At Blossom Water, we love love (and of course flowers, they seem to go hand-in-hand) and on our blog, Valentine’s Day this year lasts all month long. We have explored scents and sensuality, getting in the mood, and last week, we looked at tips for making love last. Among those tips, cooking together struck our fancy, so this week we look deeper into cooking and long-term relationships. A great way of feeding the love is cooking together. After all, the way to a person’s heart is through the stomach.
Beyond fulfilling the biological need for food, cooking together creates a unique bond. Feeding the love with a shared focus in the kitchen is fun. It gives us a playful, and if you’re lucky delicious, opportunity to experiment and communicate together. Cooking together not only nourishes the body but feeds the relationship.
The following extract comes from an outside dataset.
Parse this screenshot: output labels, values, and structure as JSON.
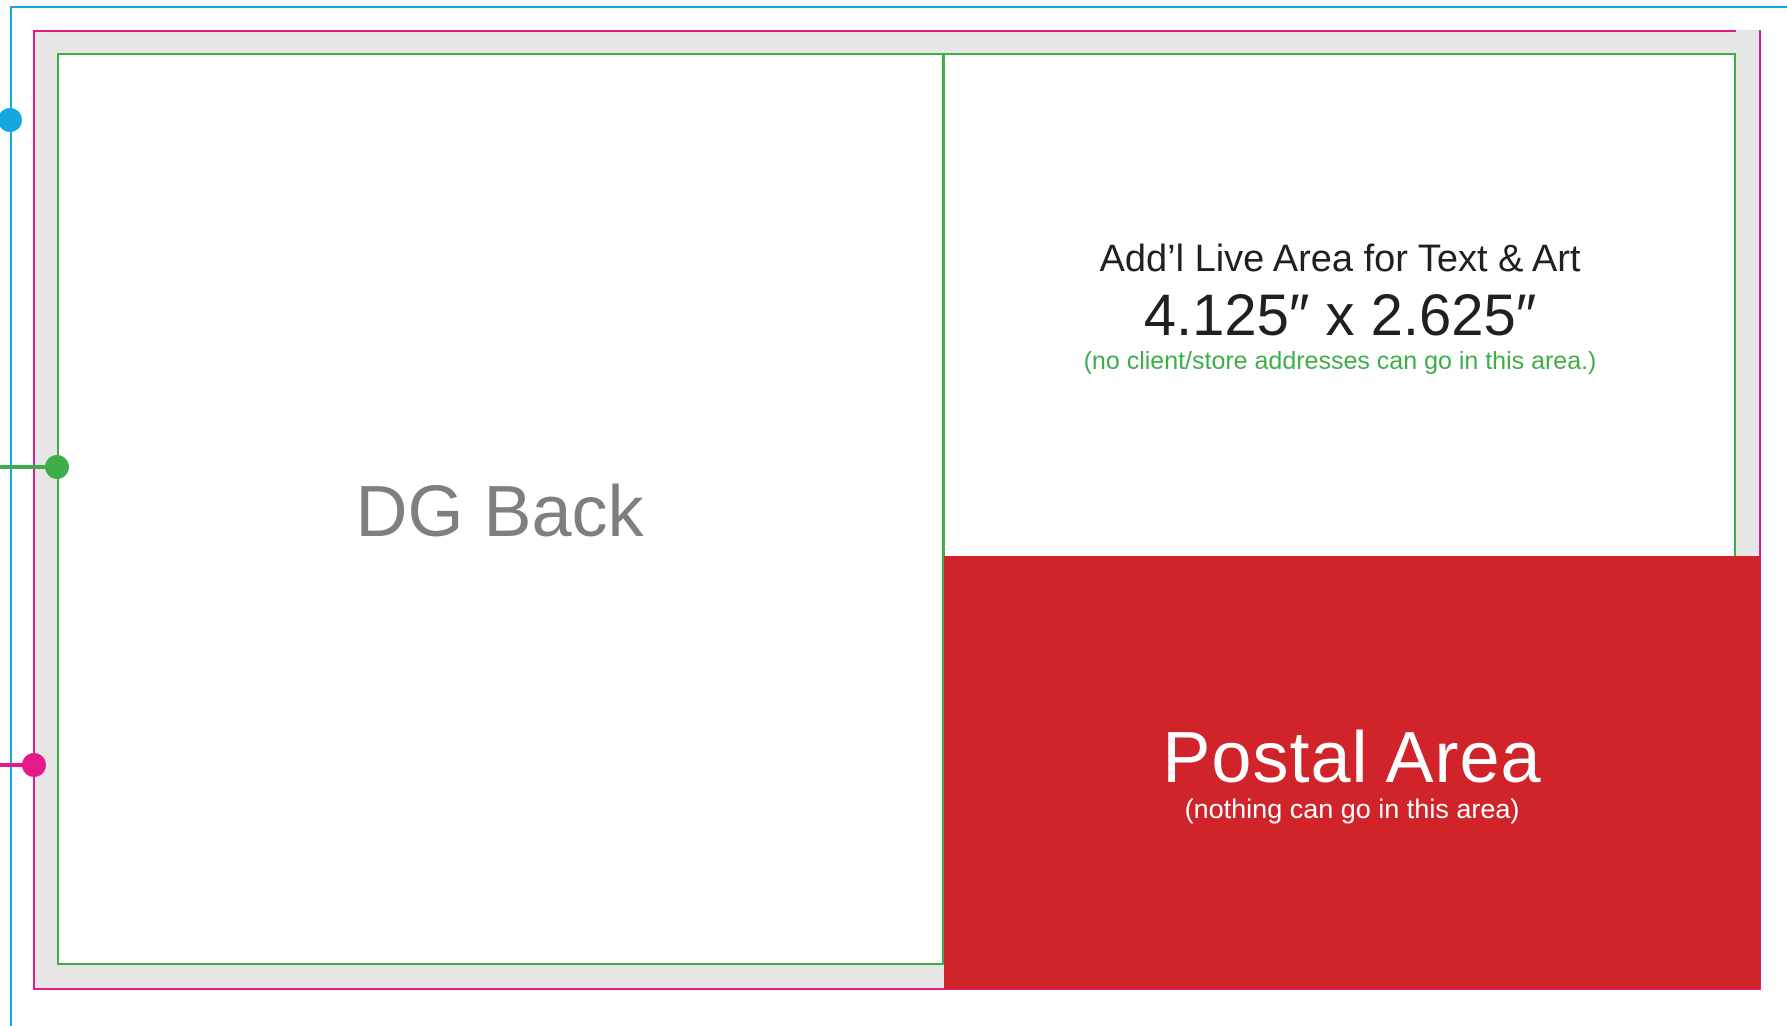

The activity, when approached as an exploration or learning experience, creates new neural pathways in the brain. The stimulation you’ll create together by rewiring your brains in similar ways at the same time will boost unity, creativity, and the satisfaction that comes from growing and learning. Together. Take a cooking class together, try a completely new type of cuisine, explore a new cookbook. As you julienne, saute, gratin, puree, sear, stir fry, poach, and truss together, your relationship will marinate. Good things will caramelize.
Flavors and scents are intrinsic to intimacy. The olfactory nerves involved in taste and smell are linked to the brain’s limbic system, which controls emotion, learning, and memory. Whether or not we are conscious of them, flavors and scents act on the brain (which programs sex drive and reproductive behavior) and thus the body (which responds to that programming). Flavors and subliminal scents influence how we develop, mate, and bond, even how we nurture our kids. Smell plays as much a role in our sex lives as do hormones.
And face it: culinary skills are sexy. Beyond satisfying out atavistic urges to attract and provide for a mate, cooking together solidifies the bond. Since our hunter-gatherer days, we’ve found partnership at the evening meal around the fire. By preparing meals together, we tap into our natural instinct to eat and make whoopie.
While good food and good sex are not the sole elements of healthy long-term relationships, they are certainly the more delicious ones.
Tags: Valentine's Day